### What is expected:
Find every line in the entries that holds the string "glyph" and report it.
[Listed records — start]
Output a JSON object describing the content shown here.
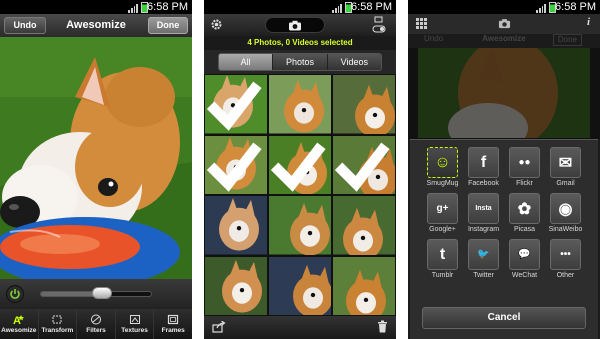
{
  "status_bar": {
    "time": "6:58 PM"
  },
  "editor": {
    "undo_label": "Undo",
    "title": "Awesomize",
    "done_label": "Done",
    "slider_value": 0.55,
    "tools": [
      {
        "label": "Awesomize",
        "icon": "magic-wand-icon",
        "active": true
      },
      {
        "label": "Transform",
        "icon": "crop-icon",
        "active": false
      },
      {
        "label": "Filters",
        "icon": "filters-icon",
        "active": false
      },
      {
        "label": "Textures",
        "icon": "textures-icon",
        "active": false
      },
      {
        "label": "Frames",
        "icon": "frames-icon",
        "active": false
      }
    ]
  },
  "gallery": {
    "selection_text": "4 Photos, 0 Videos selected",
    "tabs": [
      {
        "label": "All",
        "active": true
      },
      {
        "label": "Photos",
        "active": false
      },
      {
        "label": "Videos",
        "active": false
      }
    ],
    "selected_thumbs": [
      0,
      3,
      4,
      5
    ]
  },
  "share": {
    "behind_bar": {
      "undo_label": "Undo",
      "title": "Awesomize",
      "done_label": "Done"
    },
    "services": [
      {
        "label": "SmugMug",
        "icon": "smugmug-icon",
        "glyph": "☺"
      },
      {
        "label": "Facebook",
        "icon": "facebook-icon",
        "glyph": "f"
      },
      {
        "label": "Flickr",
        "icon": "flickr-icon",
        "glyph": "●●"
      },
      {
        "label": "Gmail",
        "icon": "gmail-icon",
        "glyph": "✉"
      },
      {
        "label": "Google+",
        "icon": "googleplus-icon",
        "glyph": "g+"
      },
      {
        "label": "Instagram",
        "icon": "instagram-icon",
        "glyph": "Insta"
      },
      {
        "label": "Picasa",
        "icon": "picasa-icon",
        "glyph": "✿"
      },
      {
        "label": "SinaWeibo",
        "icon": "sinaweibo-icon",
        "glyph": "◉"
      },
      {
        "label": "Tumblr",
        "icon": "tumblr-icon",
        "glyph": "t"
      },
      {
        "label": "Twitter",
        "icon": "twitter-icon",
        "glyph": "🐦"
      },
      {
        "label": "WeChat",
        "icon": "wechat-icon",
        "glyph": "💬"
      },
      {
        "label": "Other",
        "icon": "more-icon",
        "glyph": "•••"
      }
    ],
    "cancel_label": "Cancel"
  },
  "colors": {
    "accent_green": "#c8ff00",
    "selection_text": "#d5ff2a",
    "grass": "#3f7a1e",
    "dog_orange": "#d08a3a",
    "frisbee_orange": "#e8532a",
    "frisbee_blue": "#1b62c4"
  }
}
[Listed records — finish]
### Written reply:
        "glyph": "☺"
        "glyph": "f"
        "glyph": "●●"
        "glyph": "✉"
        "glyph": "g+"
        "glyph": "Insta"
        "glyph": "✿"
        "glyph": "◉"
        "glyph": "t"
        "glyph": "🐦"
        "glyph": "💬"
        "glyph": "•••"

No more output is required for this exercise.